Brazil’s espionage activities also targeted French spies, besides diplomats from Russia, Iran, Iraq and the United States, the daily Folha de São Paulo reports.
During the first administration of Lula Da Silva, in 2003, the Brazilian Intelligence Agency (Abin) kept tabs on agents of the French secret services at the satellite launch base of Alcântara, in Maranhão.
The newspaper, which had access to some of Abin’s secret documents, reported on Tuesday that Brazil’s espionage agency at one point suspected that the 2003 explosion that killed 21 people, including engineers and technicians of the General Command of Air and Space Technology (CTA), may in fact have been an act of sabotage by French secret agents.
The suspicion ultimately proved false, as the accident was caused by an electrical malfunction that burned two rocket boosters ahead of time. But Abin conducted at least three counterespionage operations against French secret services, as well as their Brazilian and foreign contacts.
A former official from the GSI (International Security Cabinet) has confirmed that the Brazilian government knew about the international espionage going on at Alcântara. The location of the space base has always been considered strategic, as its proximity to the equator makes it one of the best places in the world for the launch of rockets carrying commercial satellites. Launches from Alcântara can reportedly save up to 30 percent in fuel.
The Brazilian base, which is currently being rebuilt, could become the only one able to compete with the Kourou Space Center, in French Guinea, a territory bordering with Brazil but belonging to France. That is why, beginning in 2002, Abin spied on the movements of French agents, whom it photographed.

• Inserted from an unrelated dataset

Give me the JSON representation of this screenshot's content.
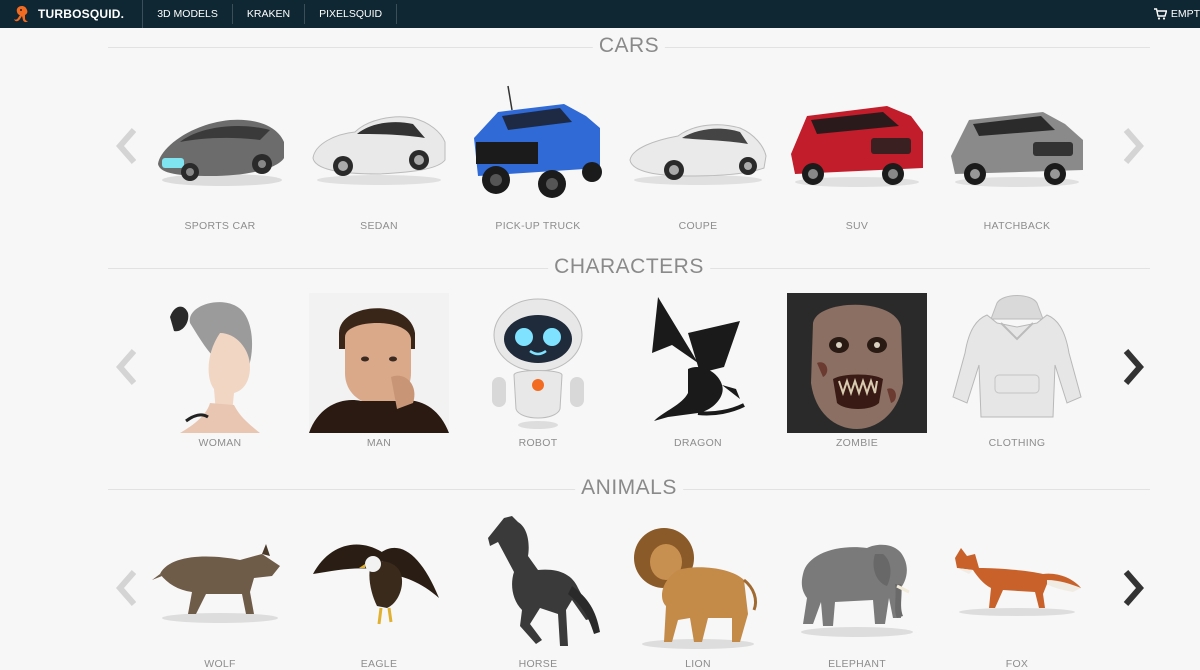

On Tuesday, deputies and senators were scheduled to discuss the possibility of calling in the government officials involved in the espionage against foreign countries, including Justice Minister Eduardo Cardozo and Foreign Minister Luiz Alberto Figueiredo, as well as Abin director Wilson Trezza. Members of parties that support President Dilma Rousseff, as well as opposition members, want to clear up whether those activities were authorized acts of counter-espionage or whether they were borderline illegal.